Facts: The male applicant and female complainant had been in a somewhat disrupted and non-continuous relationship for some years. On the day of the offence, the complainant informed the applicant that their relationship was over and she was communicating with other men on Facebook. Jealous, the applicant smashed the complainant’s mobile phone. Later that evening, the intoxicated applicant lay on top of the complainant and, while she was struggling, placed his fingers into her vagina for about 30 seconds. The applicant was sentenced to five years and six months imprisonment, with a non-parole period of two years and eight months. In his remarks, the sentencing judge noted that:
‘I just want to make it clear, as I have to do unfortunately in cases of this nature, as far as I am concerned, cases of sexual assault have significant effects on the victim. There are two particular ways, they result in significant distrust as far as the victim is concerned in forming relationships, particularly with males if the assailant was a male. The other very broad area that is affected is the confidence or self-confidence of the victim is significantly damaged, they have concerns about their own self-worth, sometimes that is demonstrated by self-harm but there are other ways in which it is demonstrated. There is no satisfactory material yet available to indicate how long those matters may last, I always proceed on the basis that they will continue to be present for a very long time’ at .
Issue/s: Some of the grounds of appeal included –
Decision and Reasoning: The appeal was dismissed. The first ground of appeal was dismissed. It would have been preferable for the sentencing judge not to state that he ‘always’ proceeded on the basis that the psychological effects of sexual assaults would last for a long time. This ground of appeal may have had some force if there had been evidence that the complainant had not suffered psychological injury. However, here, the victim impact statement contained clear evidence of the significant psychological injuries the complainant had suffered (See -).
The second ground of appeal was also dismissed. This was a serious example of an offence against the section. Button J noted at  that:
‘The matter can be sharply contrasted with a case where two persons are engaged in intimate contact by consent, and one of them fleetingly goes too far. The digital penetration in this case was not fleeting, and it was preceded by a physical assault upon the victim. Throughout the sexual offence the victim was making her lack of consent abundantly clear and struggling to put an end to the invasion of her body. Most importantly, His Honour found that the offence was an attempt to demonstrate dominance over a young woman who was in truth free to engage in Facebook contact, or any other kind of contact, with whomever she wished.

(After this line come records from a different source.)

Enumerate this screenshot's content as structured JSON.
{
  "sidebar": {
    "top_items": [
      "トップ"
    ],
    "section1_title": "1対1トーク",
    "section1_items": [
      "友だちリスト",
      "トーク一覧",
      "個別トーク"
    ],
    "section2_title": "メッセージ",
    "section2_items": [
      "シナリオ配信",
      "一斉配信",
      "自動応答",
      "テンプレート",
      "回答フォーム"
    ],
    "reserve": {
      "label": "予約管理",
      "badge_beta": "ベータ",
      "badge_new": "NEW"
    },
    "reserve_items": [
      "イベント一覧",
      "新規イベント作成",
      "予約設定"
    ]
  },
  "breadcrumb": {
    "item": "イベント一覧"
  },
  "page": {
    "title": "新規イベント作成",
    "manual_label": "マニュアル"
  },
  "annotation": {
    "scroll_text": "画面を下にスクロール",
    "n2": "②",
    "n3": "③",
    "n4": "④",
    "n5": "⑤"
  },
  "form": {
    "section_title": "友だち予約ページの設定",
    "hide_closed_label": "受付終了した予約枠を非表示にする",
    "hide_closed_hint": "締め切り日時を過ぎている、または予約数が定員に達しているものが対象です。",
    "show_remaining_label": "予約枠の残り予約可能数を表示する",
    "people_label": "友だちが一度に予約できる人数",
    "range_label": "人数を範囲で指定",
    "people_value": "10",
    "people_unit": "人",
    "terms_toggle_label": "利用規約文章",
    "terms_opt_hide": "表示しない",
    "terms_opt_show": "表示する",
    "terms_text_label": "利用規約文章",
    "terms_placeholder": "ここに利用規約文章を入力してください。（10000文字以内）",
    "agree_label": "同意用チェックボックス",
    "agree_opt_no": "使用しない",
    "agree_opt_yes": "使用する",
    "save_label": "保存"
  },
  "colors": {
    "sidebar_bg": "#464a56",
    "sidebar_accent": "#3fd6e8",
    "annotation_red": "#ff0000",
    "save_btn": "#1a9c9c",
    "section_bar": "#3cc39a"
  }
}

An offence of sexual penetration that is motivated by a desire to dominate the victim, because he or she has failed to comply with the expectations of the offender, will very rarely be anything other than a serious offence’.
Further, while this was a stern sentence in light of the applicant’s subjective circumstances, it was not manifestly excessive (See ).